### Assignment
Needed from the data below: all lines that contain the word "avatar".

(Records drawn from a dataset)
--- START ---

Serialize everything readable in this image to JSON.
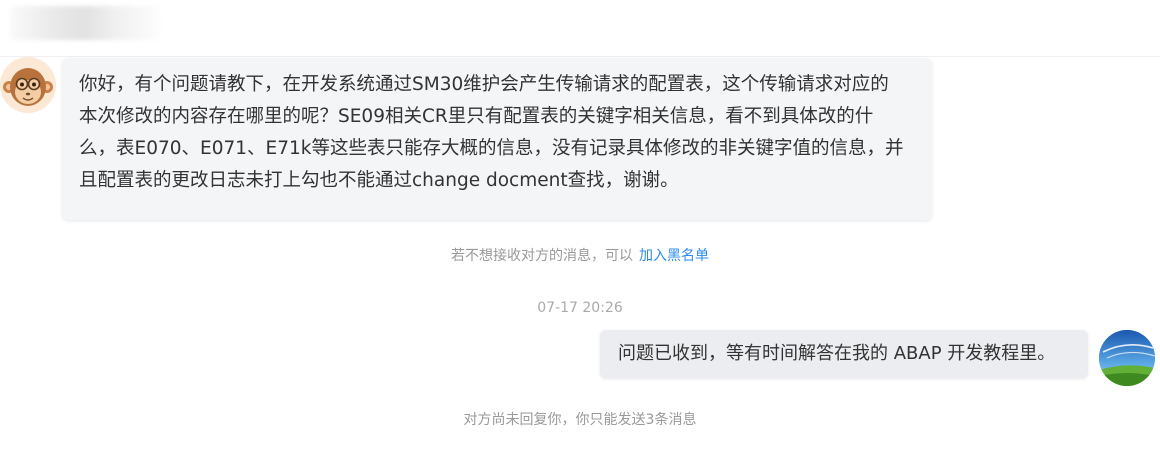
{
  "header": {
    "contact_name": ""
  },
  "messages": {
    "incoming": {
      "text": "你好，有个问题请教下，在开发系统通过SM30维护会产生传输请求的配置表，这个传输请求对应的\n本次修改的内容存在哪里的呢？SE09相关CR里只有配置表的关键字相关信息，看不到具体改的什\n么，表E070、E071、E71k等这些表只能存大概的信息，没有记录具体修改的非关键字值的信息，并\n且配置表的更改日志未打上勾也不能通过change docment查找，谢谢。",
      "avatar_icon": "monkey-avatar-icon"
    },
    "block_notice": {
      "text": "若不想接收对方的消息，可以",
      "link_label": "加入黑名单"
    },
    "timestamp": "07-17 20:26",
    "outgoing": {
      "text": "问题已收到，等有时间解答在我的 ABAP 开发教程里。",
      "avatar_icon": "landscape-avatar-icon"
    },
    "limit_notice": "对方尚未回复你，你只能发送3条消息"
  },
  "colors": {
    "bubble_in": "#f4f5f7",
    "bubble_out": "#ebedf0",
    "link": "#2d8cf0",
    "system_text": "#999999"
  }
}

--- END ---

### Answer to this exercise
      "avatar_icon": "monkey-avatar-icon"
      "avatar_icon": "landscape-avatar-icon"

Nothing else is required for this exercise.